DATA FOR THE TASK:
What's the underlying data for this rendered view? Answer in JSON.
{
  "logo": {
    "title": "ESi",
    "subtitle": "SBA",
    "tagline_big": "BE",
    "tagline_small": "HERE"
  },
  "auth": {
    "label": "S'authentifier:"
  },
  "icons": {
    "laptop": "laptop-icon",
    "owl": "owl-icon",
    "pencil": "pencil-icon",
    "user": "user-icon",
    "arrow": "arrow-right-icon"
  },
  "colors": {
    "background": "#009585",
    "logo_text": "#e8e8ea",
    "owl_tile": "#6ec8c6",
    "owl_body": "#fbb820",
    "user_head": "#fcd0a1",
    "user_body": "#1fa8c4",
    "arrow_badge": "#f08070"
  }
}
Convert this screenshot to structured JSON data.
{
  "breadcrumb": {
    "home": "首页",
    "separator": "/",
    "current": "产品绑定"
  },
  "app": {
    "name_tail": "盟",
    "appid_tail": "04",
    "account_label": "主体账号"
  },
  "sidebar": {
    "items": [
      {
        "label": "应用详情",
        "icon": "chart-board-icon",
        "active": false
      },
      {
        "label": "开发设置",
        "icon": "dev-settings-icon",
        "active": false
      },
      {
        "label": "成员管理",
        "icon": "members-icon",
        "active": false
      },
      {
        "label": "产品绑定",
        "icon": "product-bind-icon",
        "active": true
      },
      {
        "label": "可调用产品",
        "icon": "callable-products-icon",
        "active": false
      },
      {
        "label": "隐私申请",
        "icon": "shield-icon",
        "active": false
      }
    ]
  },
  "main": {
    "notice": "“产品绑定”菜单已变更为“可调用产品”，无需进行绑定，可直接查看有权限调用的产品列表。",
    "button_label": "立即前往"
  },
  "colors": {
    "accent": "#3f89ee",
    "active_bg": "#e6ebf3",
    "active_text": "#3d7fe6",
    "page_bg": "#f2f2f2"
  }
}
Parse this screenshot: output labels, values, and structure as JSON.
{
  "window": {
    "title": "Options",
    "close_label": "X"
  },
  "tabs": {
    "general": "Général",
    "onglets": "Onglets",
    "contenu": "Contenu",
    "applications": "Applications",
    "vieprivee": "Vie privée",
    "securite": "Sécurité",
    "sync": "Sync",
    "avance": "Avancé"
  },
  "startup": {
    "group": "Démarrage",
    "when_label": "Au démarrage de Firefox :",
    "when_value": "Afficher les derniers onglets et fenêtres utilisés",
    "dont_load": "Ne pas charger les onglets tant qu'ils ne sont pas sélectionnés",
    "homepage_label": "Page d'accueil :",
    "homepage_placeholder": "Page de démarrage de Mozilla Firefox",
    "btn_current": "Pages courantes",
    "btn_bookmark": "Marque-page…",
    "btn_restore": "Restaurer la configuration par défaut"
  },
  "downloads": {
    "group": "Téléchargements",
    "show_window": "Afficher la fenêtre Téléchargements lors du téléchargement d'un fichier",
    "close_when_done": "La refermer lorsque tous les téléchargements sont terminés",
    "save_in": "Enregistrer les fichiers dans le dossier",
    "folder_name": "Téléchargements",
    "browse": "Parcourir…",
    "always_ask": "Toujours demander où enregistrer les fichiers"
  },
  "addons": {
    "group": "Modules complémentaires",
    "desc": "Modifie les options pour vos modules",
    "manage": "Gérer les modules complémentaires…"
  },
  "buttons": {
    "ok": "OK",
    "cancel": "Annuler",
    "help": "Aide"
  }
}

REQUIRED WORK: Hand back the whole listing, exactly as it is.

ANSWER TO THIS EXERCISE:
What's the underlying data for this rendered view? Answer in JSON.
{
  "logo": {
    "title": "ESi",
    "subtitle": "SBA",
    "tagline_big": "BE",
    "tagline_small": "HERE"
  },
  "auth": {
    "label": "S'authentifier:"
  },
  "icons": {
    "laptop": "laptop-icon",
    "owl": "owl-icon",
    "pencil": "pencil-icon",
    "user": "user-icon",
    "arrow": "arrow-right-icon"
  },
  "colors": {
    "background": "#009585",
    "logo_text": "#e8e8ea",
    "owl_tile": "#6ec8c6",
    "owl_body": "#fbb820",
    "user_head": "#fcd0a1",
    "user_body": "#1fa8c4",
    "arrow_badge": "#f08070"
  }
}
Convert this screenshot to structured JSON data.
{
  "breadcrumb": {
    "home": "首页",
    "separator": "/",
    "current": "产品绑定"
  },
  "app": {
    "name_tail": "盟",
    "appid_tail": "04",
    "account_label": "主体账号"
  },
  "sidebar": {
    "items": [
      {
        "label": "应用详情",
        "icon": "chart-board-icon",
        "active": false
      },
      {
        "label": "开发设置",
        "icon": "dev-settings-icon",
        "active": false
      },
      {
        "label": "成员管理",
        "icon": "members-icon",
        "active": false
      },
      {
        "label": "产品绑定",
        "icon": "product-bind-icon",
        "active": true
      },
      {
        "label": "可调用产品",
        "icon": "callable-products-icon",
        "active": false
      },
      {
        "label": "隐私申请",
        "icon": "shield-icon",
        "active": false
      }
    ]
  },
  "main": {
    "notice": "“产品绑定”菜单已变更为“可调用产品”，无需进行绑定，可直接查看有权限调用的产品列表。",
    "button_label": "立即前往"
  },
  "colors": {
    "accent": "#3f89ee",
    "active_bg": "#e6ebf3",
    "active_text": "#3d7fe6",
    "page_bg": "#f2f2f2"
  }
}
Parse this screenshot: output labels, values, and structure as JSON.
{
  "window": {
    "title": "Options",
    "close_label": "X"
  },
  "tabs": {
    "general": "Général",
    "onglets": "Onglets",
    "contenu": "Contenu",
    "applications": "Applications",
    "vieprivee": "Vie privée",
    "securite": "Sécurité",
    "sync": "Sync",
    "avance": "Avancé"
  },
  "startup": {
    "group": "Démarrage",
    "when_label": "Au démarrage de Firefox :",
    "when_value": "Afficher les derniers onglets et fenêtres utilisés",
    "dont_load": "Ne pas charger les onglets tant qu'ils ne sont pas sélectionnés",
    "homepage_label": "Page d'accueil :",
    "homepage_placeholder": "Page de démarrage de Mozilla Firefox",
    "btn_current": "Pages courantes",
    "btn_bookmark": "Marque-page…",
    "btn_restore": "Restaurer la configuration par défaut"
  },
  "downloads": {
    "group": "Téléchargements",
    "show_window": "Afficher la fenêtre Téléchargements lors du téléchargement d'un fichier",
    "close_when_done": "La refermer lorsque tous les téléchargements sont terminés",
    "save_in": "Enregistrer les fichiers dans le dossier",
    "folder_name": "Téléchargements",
    "browse": "Parcourir…",
    "always_ask": "Toujours demander où enregistrer les fichiers"
  },
  "addons": {
    "group": "Modules complémentaires",
    "desc": "Modifie les options pour vos modules",
    "manage": "Gérer les modules complémentaires…"
  },
  "buttons": {
    "ok": "OK",
    "cancel": "Annuler",
    "help": "Aide"
  }
}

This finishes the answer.